So. Are you visiting the Côte d'Azur? Coming from another planet where "the customer is king?" You're going to need some prepping before taking the bus on the French Riviera.

Top 10 Rules for Proper Bus Behavior
  1. Before: Allow plenty of time to find current bus line schedules.
  2. Before leaving house: Make sure you have exact change ready in hand. While waiting at stop: Make darn sure you have exact change ready in hand. Double check change in your sweaty palms as bus rolls in at stop.
  3. If your bus is ready, idle and waiting at the bus stop. Do not board until the scheduled departure time unless you're interested in a lesson in injurious speak.
  4. After the bus doors open for you, before you make any motion. Say "bonjour!" loud and clear, "bonsoir" if evening.
  5. As you climb up toward driver. Say where you are going. Do not attempt any other discussion at this time. Pray that you have a match between place you want to go and places where bus stops.
  6. Hand out your change in a quick cowboy draw.
  7. Take your receipt instantly as it spouts out of machine next to driver.
  8. With receipt in hand, say "Merci" and move back slightly. As bus dashes off, do not tumble. Appear sturdy and well-anchored at all times. Do not even hint that driver may have a lead foot.
  9. If bus is still waiting for exact departure time, attempt brief conversation. Try a dash of dry humor such as "quelle foule aujourd'hui" if there's not another soul on-board. Or "ça roule bien aujourd'hui?". If no response, sit in far back.
  10. You want to get off outside of a standard bus stops? You're kidding. Don't mention a thing. Walking is really good for your health.
And to think that in the States, we actually have to pay extra for this kind of entertainment (see Dick's Last Resort).

Sentier du Littoral: When not to go

Sentier du Littoral on the French Riviera

On most days, the sentier du littoral or coastal path that winds alongside the Med, makes for delightful walks with views of the sea, sounds of gentle rumbling waves. 
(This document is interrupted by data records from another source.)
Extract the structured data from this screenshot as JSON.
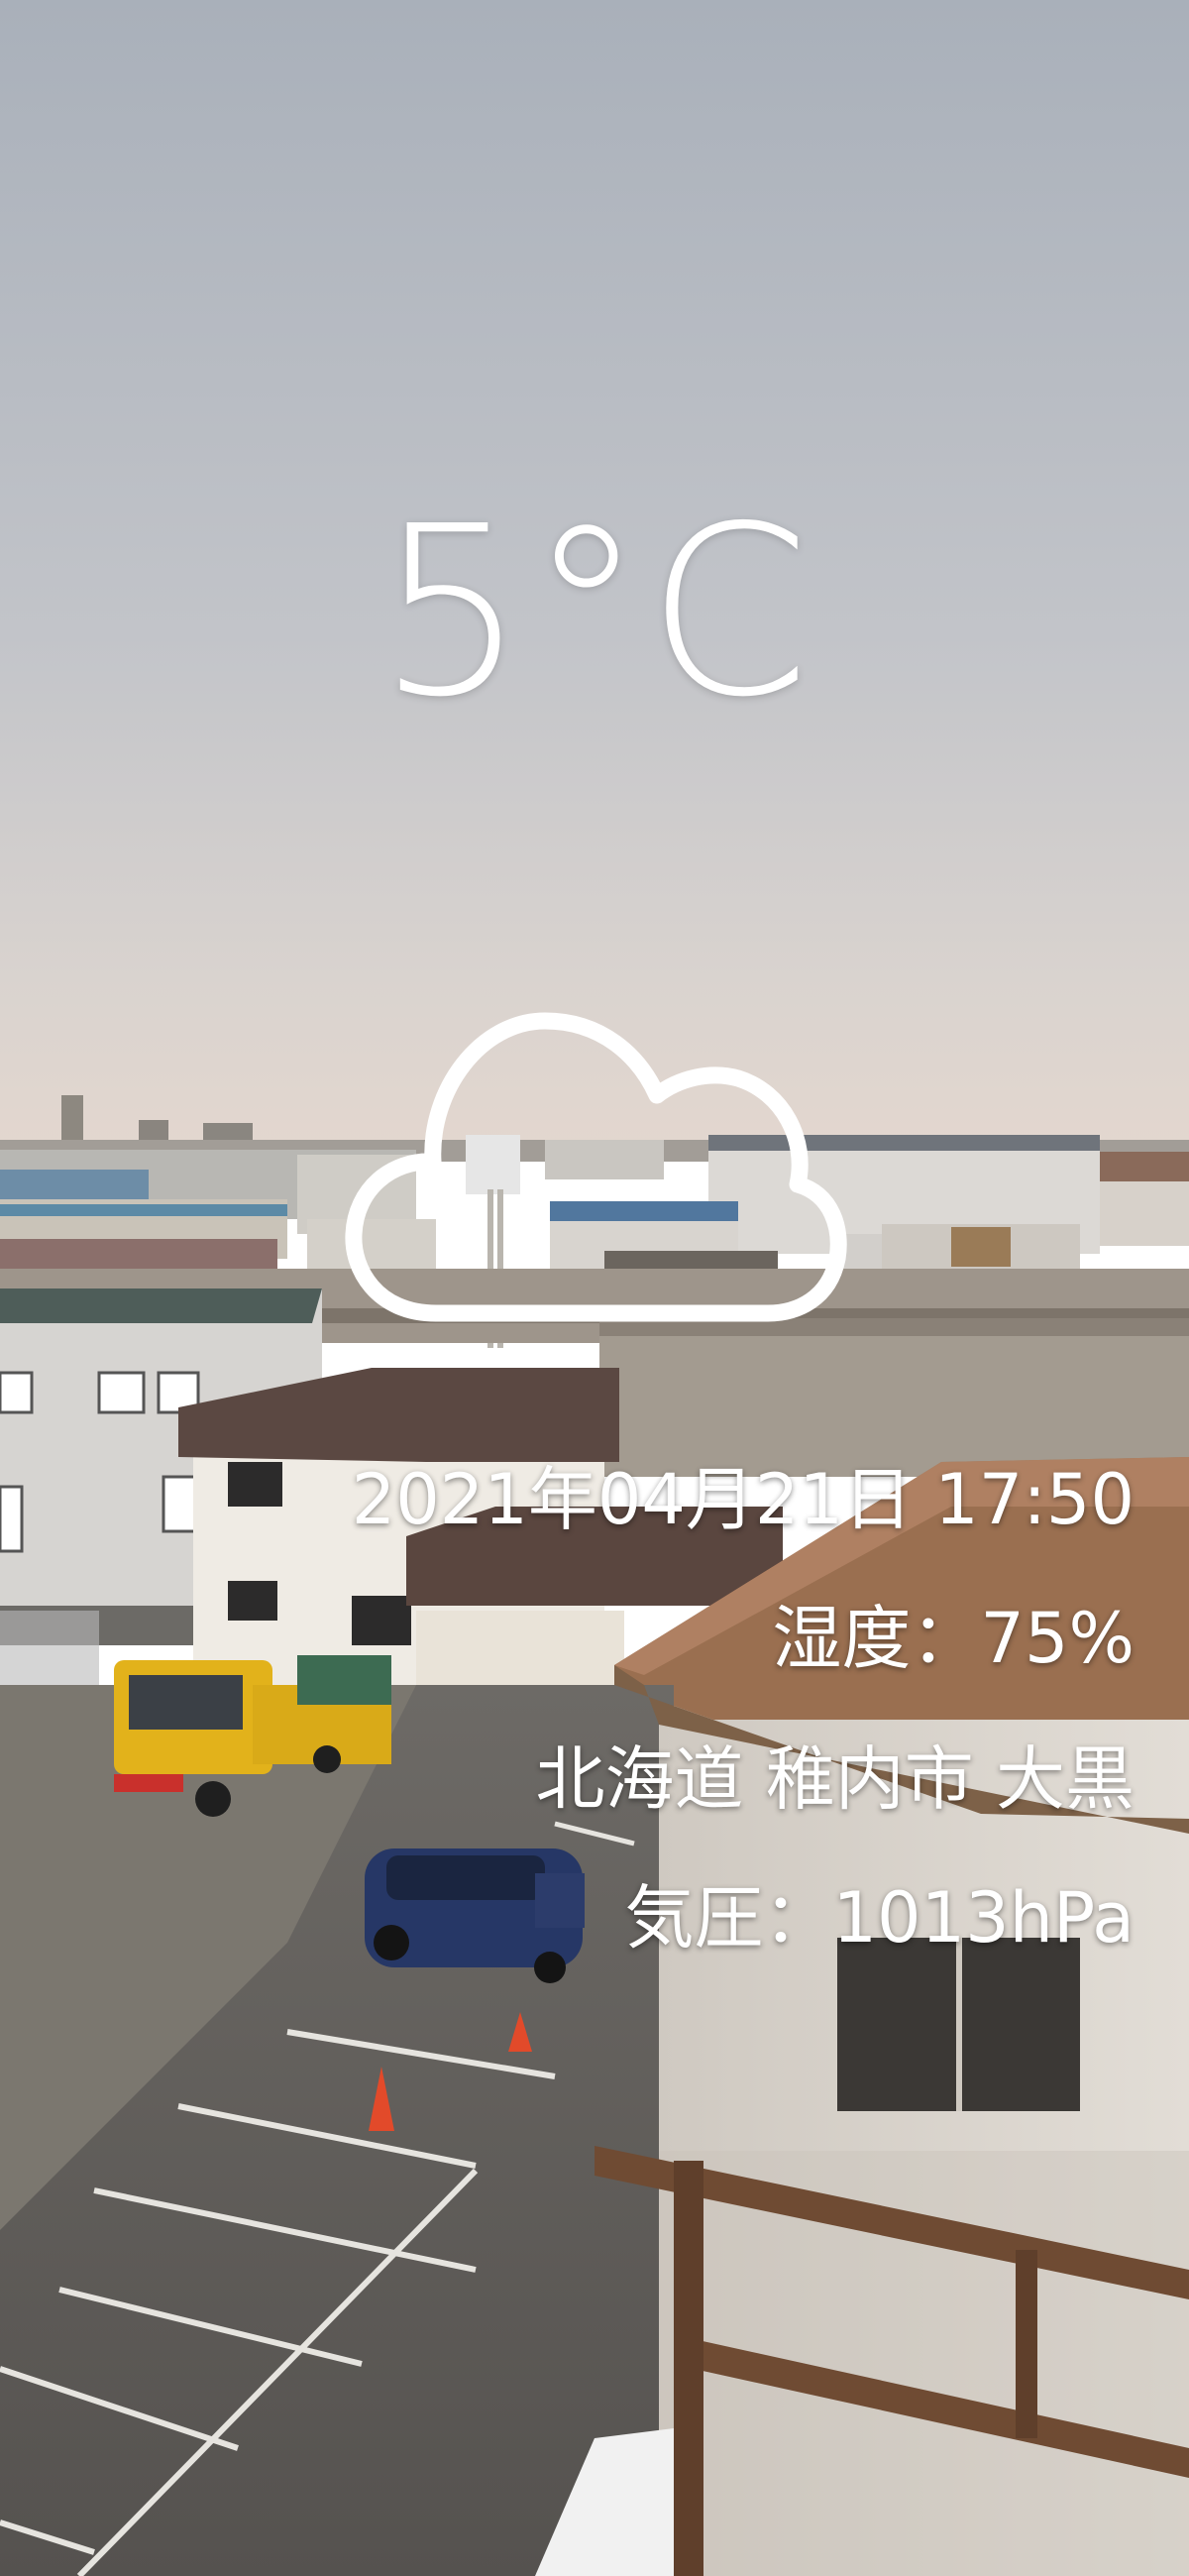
{
  "weather": {
    "temperature": "5°C",
    "condition_icon": "cloud-icon",
    "datetime": "2021年04月21日  17:50",
    "humidity": "湿度：75%",
    "location": "北海道  稚内市  大黒",
    "pressure": "気圧：1013hPa"
  },
  "colors": {
    "sky_top": "#aeb5bf",
    "sky_bottom": "#d6d3d0",
    "text": "#ffffff"
  }
}
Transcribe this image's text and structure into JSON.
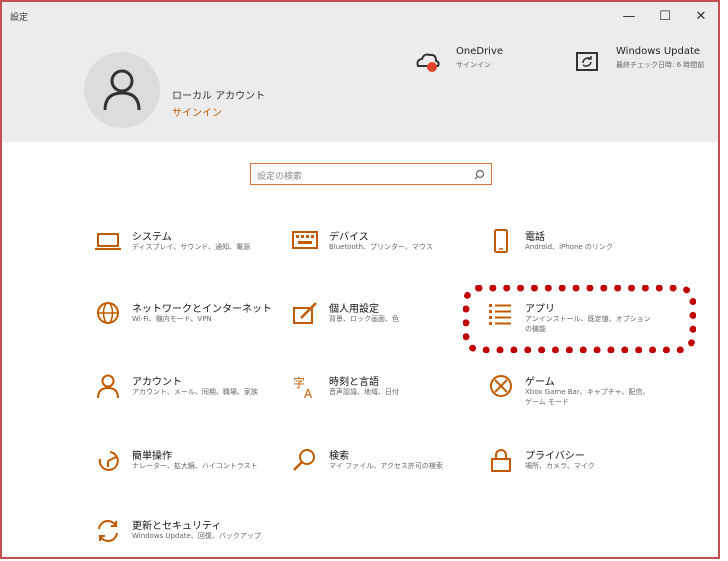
{
  "window": {
    "title": "設定",
    "minimize_glyph": "—",
    "maximize_glyph": "☐",
    "close_glyph": "✕"
  },
  "account": {
    "name": "ローカル アカウント",
    "signin": "サインイン"
  },
  "services": [
    {
      "title": "OneDrive",
      "sub": "サインイン",
      "icon": "cloud-icon"
    },
    {
      "title": "Windows Update",
      "sub": "最終チェック日時: 6 時間前",
      "icon": "update-icon"
    }
  ],
  "search": {
    "placeholder": "設定の検索"
  },
  "tiles": [
    {
      "title": "システム",
      "sub": "ディスプレイ、サウンド、通知、電源",
      "icon": "laptop-icon"
    },
    {
      "title": "デバイス",
      "sub": "Bluetooth、プリンター、マウス",
      "icon": "keyboard-icon"
    },
    {
      "title": "電話",
      "sub": "Android、iPhone のリンク",
      "icon": "phone-icon"
    },
    {
      "title": "ネットワークとインターネット",
      "sub": "Wi-Fi、機内モード、VPN",
      "icon": "globe-icon"
    },
    {
      "title": "個人用設定",
      "sub": "背景、ロック画面、色",
      "icon": "paint-icon"
    },
    {
      "title": "アプリ",
      "sub": "アンインストール、既定値、オプションの機能",
      "icon": "apps-list-icon"
    },
    {
      "title": "アカウント",
      "sub": "アカウント、メール、同期、職場、家族",
      "icon": "person-icon"
    },
    {
      "title": "時刻と言語",
      "sub": "音声認識、地域、日付",
      "icon": "language-icon"
    },
    {
      "title": "ゲーム",
      "sub": "Xbox Game Bar、キャプチャ、配信、ゲーム モード",
      "icon": "xbox-icon"
    },
    {
      "title": "簡単操作",
      "sub": "ナレーター、拡大鏡、ハイコントラスト",
      "icon": "accessibility-icon"
    },
    {
      "title": "検索",
      "sub": "マイ ファイル、アクセス許可の検索",
      "icon": "search-icon"
    },
    {
      "title": "プライバシー",
      "sub": "場所、カメラ、マイク",
      "icon": "lock-icon"
    },
    {
      "title": "更新とセキュリティ",
      "sub": "Windows Update、回復、バックアップ",
      "icon": "sync-icon"
    }
  ],
  "colors": {
    "accent": "#c25a00",
    "highlight": "#c00000",
    "frame": "#c0504d"
  }
}
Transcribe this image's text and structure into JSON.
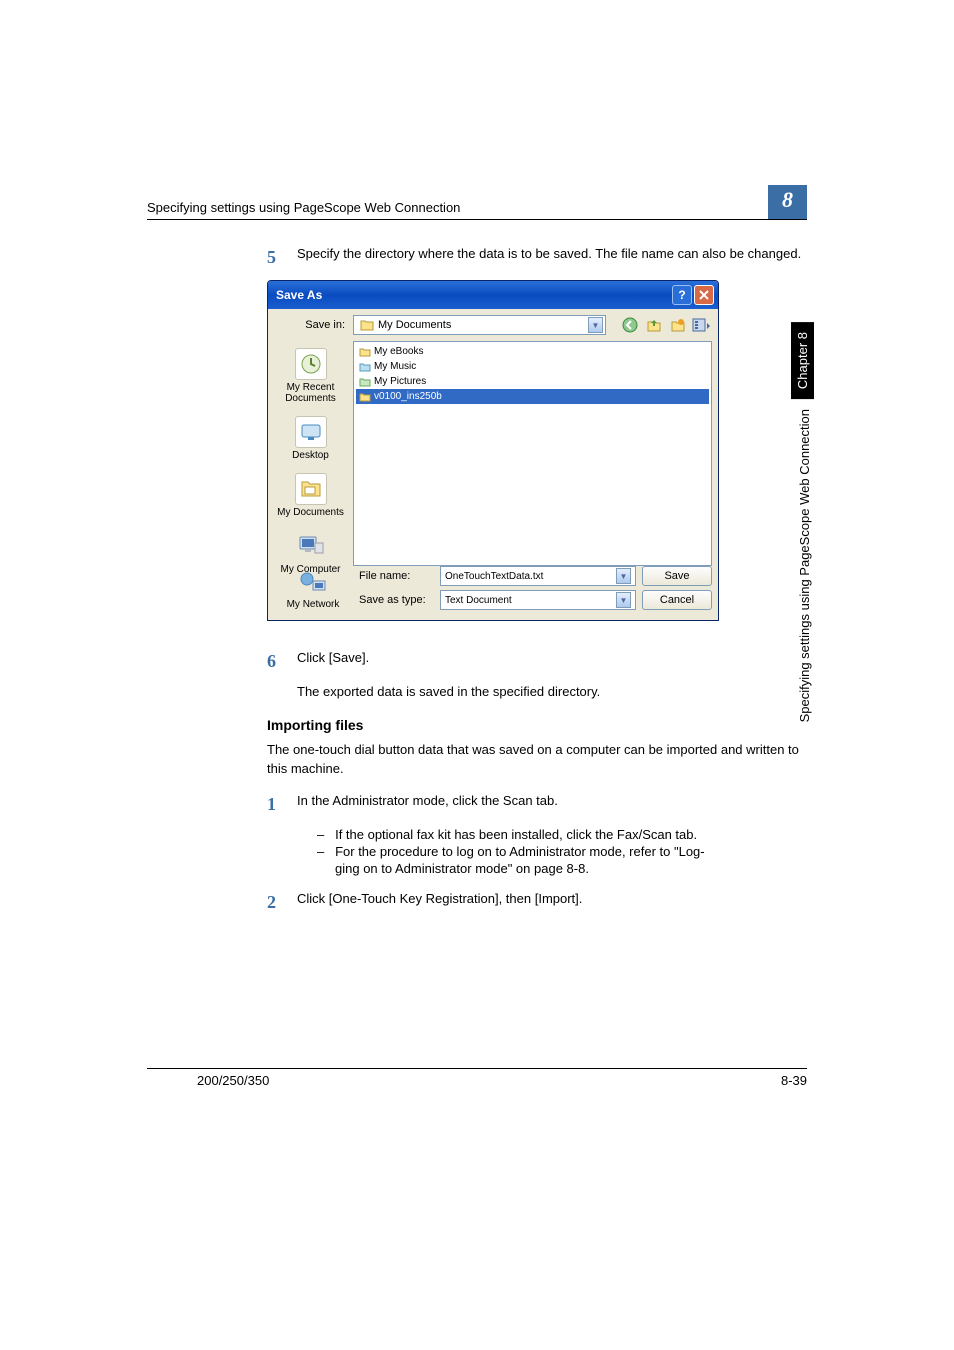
{
  "header": {
    "title": "Specifying settings using PageScope Web Connection",
    "chapter_number": "8"
  },
  "step5": {
    "num": "5",
    "text": "Specify the directory where the data is to be saved. The file name can also be changed."
  },
  "dialog": {
    "title": "Save As",
    "save_in_label": "Save in:",
    "save_in_value": "My Documents",
    "places": {
      "recent": "My Recent Documents",
      "desktop": "Desktop",
      "mydocs": "My Documents",
      "mycomp": "My Computer",
      "mynet": "My Network"
    },
    "files": {
      "ebooks": "My eBooks",
      "music": "My Music",
      "pictures": "My Pictures",
      "v0100": "v0100_ins250b"
    },
    "filename_label": "File name:",
    "filename_value": "OneTouchTextData.txt",
    "type_label": "Save as type:",
    "type_value": "Text Document",
    "save_btn": "Save",
    "cancel_btn": "Cancel"
  },
  "step6": {
    "num": "6",
    "text": "Click [Save].",
    "sub": "The exported data is saved in the specified directory."
  },
  "importing": {
    "title": "Importing files",
    "para": "The one-touch dial button data that was saved on a computer can be imported and written to this machine."
  },
  "step1": {
    "num": "1",
    "text": "In the Administrator mode, click the Scan tab.",
    "b1": "If the optional fax kit has been installed, click the Fax/Scan tab.",
    "b2_a": "For the procedure to log on to Administrator mode, refer to \"Log",
    "b2_b": "ging on to Administrator mode\" on page 8-8."
  },
  "step2": {
    "num": "2",
    "text": "Click [One-Touch Key Registration], then [Import]."
  },
  "side": {
    "chapter": "Chapter 8",
    "vtext": "Specifying settings using PageScope Web Connection"
  },
  "footer": {
    "left": "200/250/350",
    "right": "8-39"
  }
}
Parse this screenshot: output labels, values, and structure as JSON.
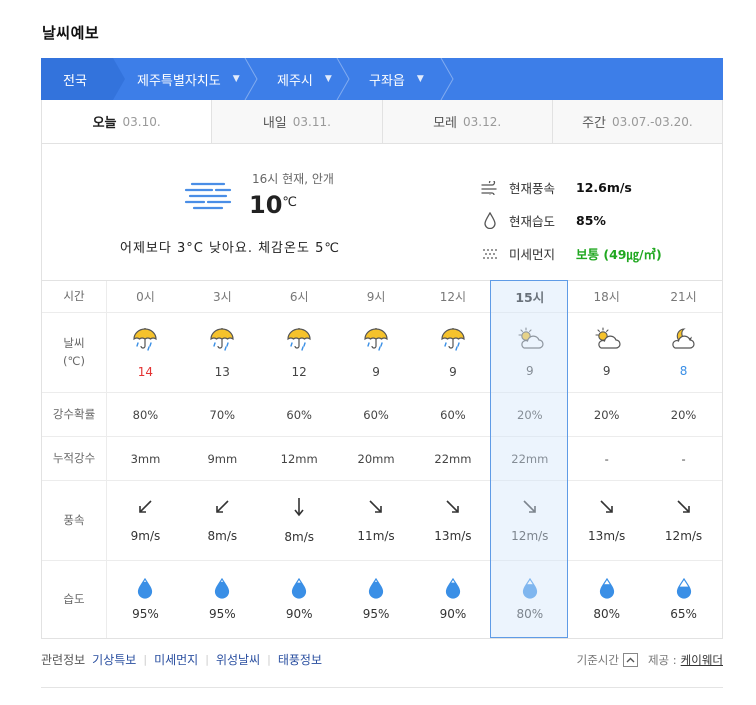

However, there are days when you should stay away. When? Whenever it's very windy. On the Cote d'Azur, winds can pick up in the Fall and Winter. If the wind howls, don't assume that the coastal footpath is safe. It isn't. It gets wet and in some sections of the footpath, waves can leap overhead.

This New Year's day, a few folks learned this lesson the hard way. On the coastal path along princely St Jean-Cap-Ferrat, a few braved the winds to stroll along the footpath. Waves were crushing dangerously close. A strong whip of waves scooped six people off the path and into the sea. A family of three visiting from Germany thankfully made it safely back to shore. Two others also managed to struggle back to safety. A young woman wasn't so lucky and perished. 

Be safe. When the weather turns windy and waves start slapping the shore, stay off the coastal path. It won't be long before good coastal hiking weather returns.